Thompson also needed an ACT qualifying score to get a Division I scholarship. He struggled with the test as a sophomore before retaking it as a senior. News of the qualifying score came right before he left for Minnesota. The Gophers offered a scholarship, and he accepted on the spot.
“Is that a traditional recruiting path? No,” Sawvel said. “We found him through information that Justin Hannon sends out that probably three-quarters of the time most people delete.”
When Thompson graduated from high school, his mother made the three-hour drive from her home in Santa Clarita to come watch the ceremony.
“He’s the first one in the family who graduated and went to college, so I was very grateful to see him walk across the stage and everything,” she said. “I really can’t explain it. I’m just proud he turned out the way he did.”
Minnesota and beyond
After a Gophers practice this spring, Thompson was doing an interview when defensive coordinator Tracy Claeys walked up and put his arm around him.
“This is my three-year contract,” Claeys said. “You treat him good, all right. He’s the reason I’m going to have a job for three more years.”
Thompson made a smooth transition from high school running back to college defensive back. He played seven games as a true freshman and emerged as a starter last year. He is still a workout fiend and roams the field now as a 5-10, 210-pound force.
“You see a guy who has grown up into a man,” Sawvel said. “I expect him to have a very good year this year.”
Thompson wore No. 27 his first two years with the Gophers, but this year he is switching to No. 2. He’s also going to add “Jr.” to the name on the back of his jersey, honoring his dad. A conversation with his father also inspired Thompson to get a lion’s face tattooed onto his left forearm.
“My dad’s not a real emotional person; he kind of just keeps everything to himself,” Thompson said. “But one day, we were on the phone and he said, ‘You’re the lion of the family. A lion is someone who leads his family, leads the pack, and you’re the first one out. You’re doing exactly what you need to do.’ ”
Thompson hopes to make enough money after he graduates, from the NFL or elsewhere, to open a program at Jesse Owens Park to help young athletes get into college. He looks back on his own experiences — with no ACT preparatory class, for example — knowing how much he would have appreciated the same guidance.
“That’s probably why there’s a lot of violence back home,” he said. “We don’t have the youth programs for kids around the ages when you need that stuff, like 12 and 13. That’s when you start getting in trouble.”
As for his other goals, Thompson said, “My mama wants a house, and I want my dad to have a new beginning. That’s what I say to push myself when I’m struggling.”
Thompson is majoring in business marketing and made the Academic All-Big Ten team last fall. So far, college has proved easier than high school, especially without the bus rides. He likes everything about Minnesota — except the cold.

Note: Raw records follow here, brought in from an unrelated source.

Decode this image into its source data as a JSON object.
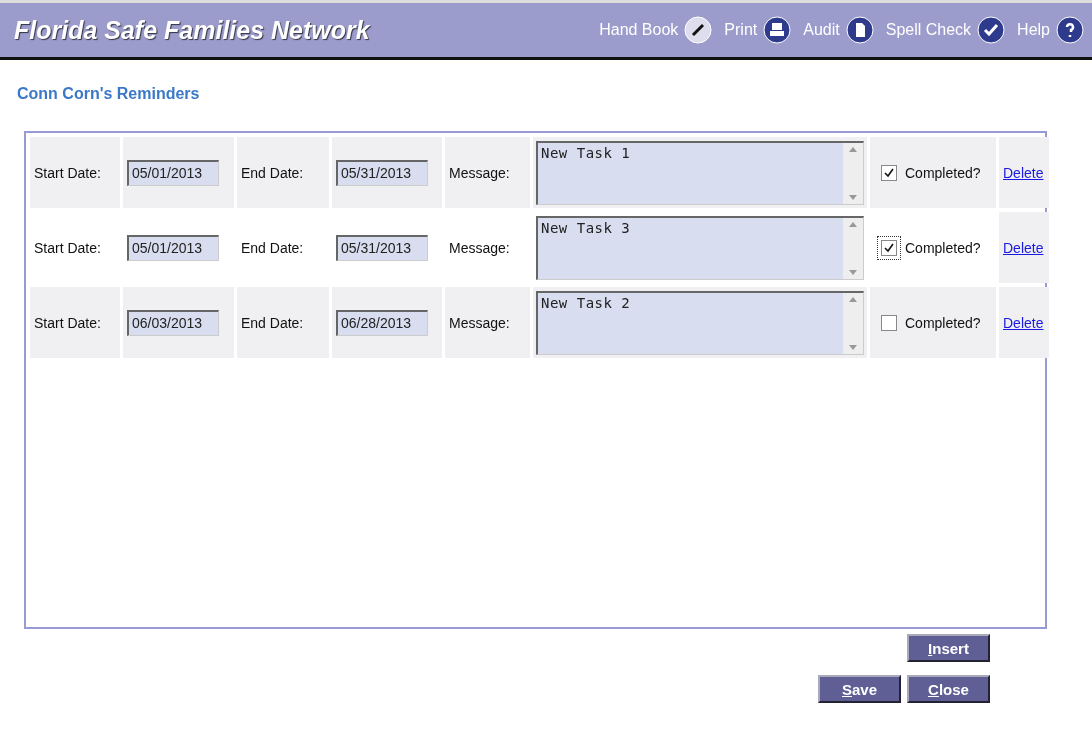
{
  "header": {
    "title": "Florida Safe Families Network",
    "tools": [
      {
        "label": "Hand Book",
        "kind": "book"
      },
      {
        "label": "Print",
        "kind": "print"
      },
      {
        "label": "Audit",
        "kind": "audit"
      },
      {
        "label": "Spell Check",
        "kind": "spell"
      },
      {
        "label": "Help",
        "kind": "help"
      }
    ]
  },
  "page_title": "Conn Corn's Reminders",
  "reminders": [
    {
      "start_label": "Start Date:",
      "start": "05/01/2013",
      "end_label": "End Date:",
      "end": "05/31/2013",
      "message_label": "Message:",
      "message": "New Task 1",
      "completed_label": "Completed?",
      "completed": true,
      "focused": false,
      "delete": "Delete"
    },
    {
      "start_label": "Start Date:",
      "start": "05/01/2013",
      "end_label": "End Date:",
      "end": "05/31/2013",
      "message_label": "Message:",
      "message": "New Task 3",
      "completed_label": "Completed?",
      "completed": true,
      "focused": true,
      "delete": "Delete"
    },
    {
      "start_label": "Start Date:",
      "start": "06/03/2013",
      "end_label": "End Date:",
      "end": "06/28/2013",
      "message_label": "Message:",
      "message": "New Task 2",
      "completed_label": "Completed?",
      "completed": false,
      "focused": false,
      "delete": "Delete"
    }
  ],
  "buttons": {
    "insert": "Insert",
    "save": "Save",
    "close": "Close"
  }
}
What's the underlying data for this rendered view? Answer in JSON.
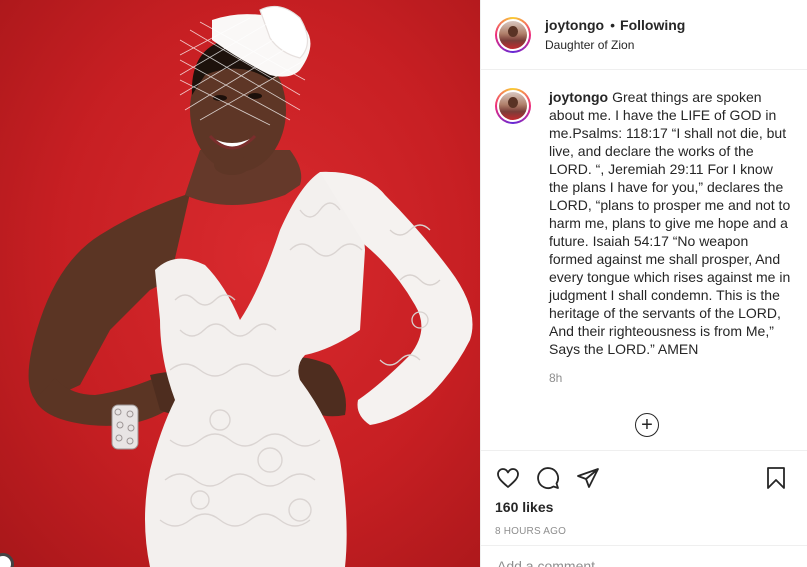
{
  "post": {
    "username": "joytongo",
    "follow_status": "Following",
    "separator": "•",
    "location_subtitle": "Daughter of Zion",
    "caption": "Great things are spoken about me. I have the LIFE of GOD in me.Psalms: 118:17 “I shall not die, but live, and declare the works of the LORD. “, Jeremiah 29:11 For I know the plans I have for you,” declares the LORD, “plans to prosper me and not to harm me, plans to give me hope and a future. Isaiah 54:17 “No weapon formed against me shall prosper, And every tongue which rises against me in judgment I shall condemn. This is the heritage of the servants of the LORD, And their righteousness is from Me,” Says the LORD.” AMEN",
    "caption_time": "8h",
    "likes": "160 likes",
    "posted_ago": "8 HOURS AGO",
    "add_comment_placeholder": "Add a comment…"
  },
  "icons": {
    "like": "heart-icon",
    "comment": "speech-bubble-icon",
    "share": "paper-plane-icon",
    "save": "bookmark-icon",
    "load_more": "plus-circle-icon"
  },
  "colors": {
    "photo_background": "#c71f23",
    "text_primary": "#262626",
    "text_secondary": "#8e8e8e",
    "divider": "#efefef"
  }
}
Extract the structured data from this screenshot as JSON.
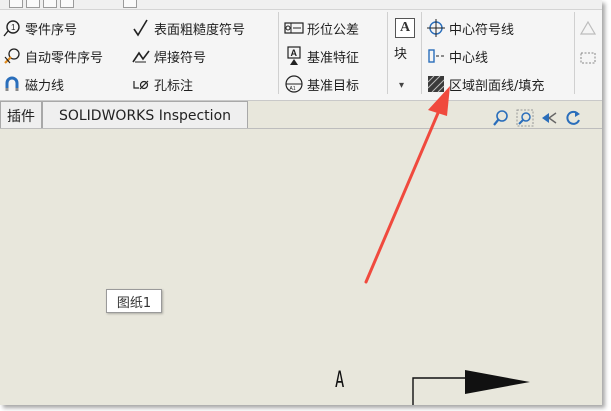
{
  "ribbon": {
    "col1": {
      "balloon": "零件序号",
      "auto_balloon": "自动零件序号",
      "magnetic_line": "磁力线"
    },
    "col2": {
      "surface_finish": "表面粗糙度符号",
      "weld_symbol": "焊接符号",
      "hole_callout": "孔标注"
    },
    "col3": {
      "geometric_tolerance": "形位公差",
      "datum_feature": "基准特征",
      "datum_target": "基准目标"
    },
    "block": {
      "label": "块",
      "dropdown": "▾"
    },
    "col4": {
      "center_mark": "中心符号线",
      "centerline": "中心线",
      "area_hatch": "区域剖面线/填充"
    }
  },
  "tabs": [
    {
      "label": "插件"
    },
    {
      "label": "SOLIDWORKS Inspection"
    }
  ],
  "canvas": {
    "sheet_label": "图纸1",
    "view_letter": "A"
  },
  "colors": {
    "accent_arrow": "#f04a3e",
    "canvas_bg": "#e8e7dc",
    "ribbon_bg": "#f5f5f5",
    "icon_blue": "#2a6ebb"
  }
}
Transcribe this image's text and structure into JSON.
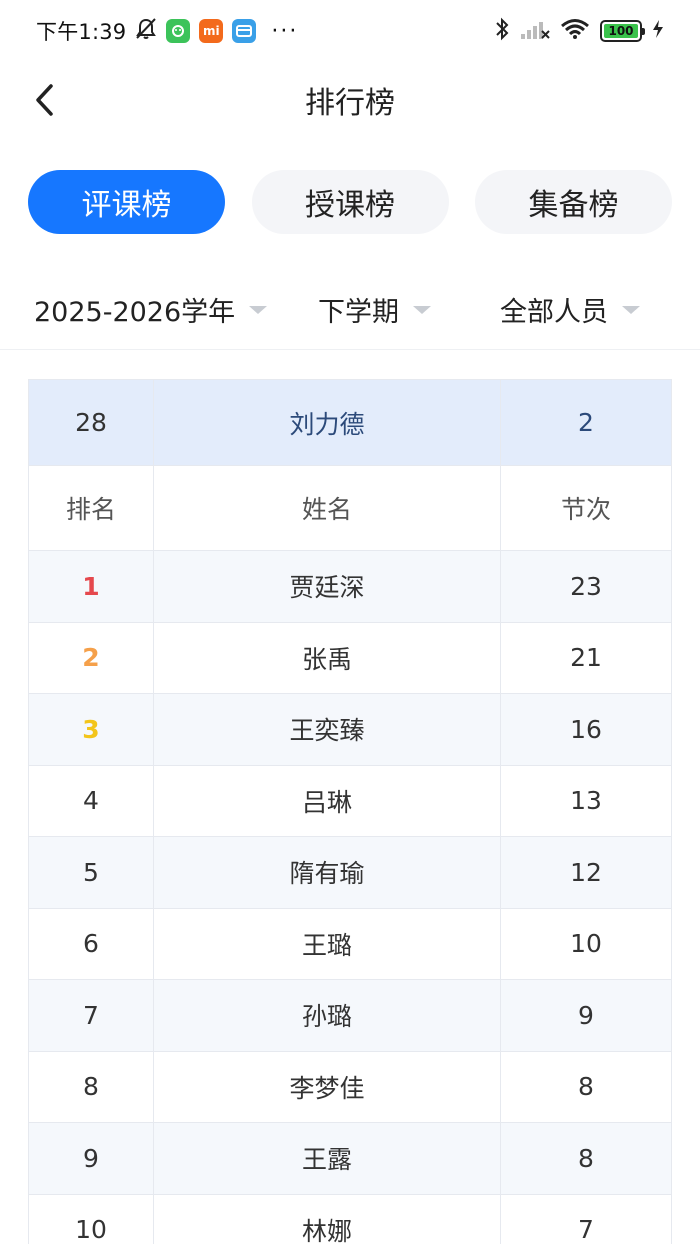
{
  "status_bar": {
    "time": "下午1:39",
    "dots": "···",
    "battery": "100",
    "app_mi_label": "mi"
  },
  "nav": {
    "title": "排行榜"
  },
  "tabs": [
    {
      "label": "评课榜",
      "active": true
    },
    {
      "label": "授课榜",
      "active": false
    },
    {
      "label": "集备榜",
      "active": false
    }
  ],
  "filters": {
    "year": "2025-2026学年",
    "term": "下学期",
    "scope": "全部人员"
  },
  "my_row": {
    "rank": "28",
    "name": "刘力德",
    "count": "2"
  },
  "table_header": {
    "rank": "排名",
    "name": "姓名",
    "count": "节次"
  },
  "rows": [
    {
      "rank": "1",
      "name": "贾廷深",
      "count": "23"
    },
    {
      "rank": "2",
      "name": "张禹",
      "count": "21"
    },
    {
      "rank": "3",
      "name": "王奕臻",
      "count": "16"
    },
    {
      "rank": "4",
      "name": "吕琳",
      "count": "13"
    },
    {
      "rank": "5",
      "name": "隋有瑜",
      "count": "12"
    },
    {
      "rank": "6",
      "name": "王璐",
      "count": "10"
    },
    {
      "rank": "7",
      "name": "孙璐",
      "count": "9"
    },
    {
      "rank": "8",
      "name": "李梦佳",
      "count": "8"
    },
    {
      "rank": "9",
      "name": "王露",
      "count": "8"
    },
    {
      "rank": "10",
      "name": "林娜",
      "count": "7"
    }
  ],
  "colors": {
    "accent": "#1677ff",
    "rank_1": "#e5484d",
    "rank_2": "#f5a04a",
    "rank_3": "#f3c51b",
    "my_row_bg": "#e3ecfb"
  }
}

His girlfriend, Minneapolis native Charlotte Paguyo, was a U homecoming queen candidate last fall. She studied in Europe this spring, and together they visited Florence, Venice, Nice and Monaco.
Sitting there on the French Riviera, it hit him. He could see the sun, sand and water — just like home — but he was a long way from Bombay Beach.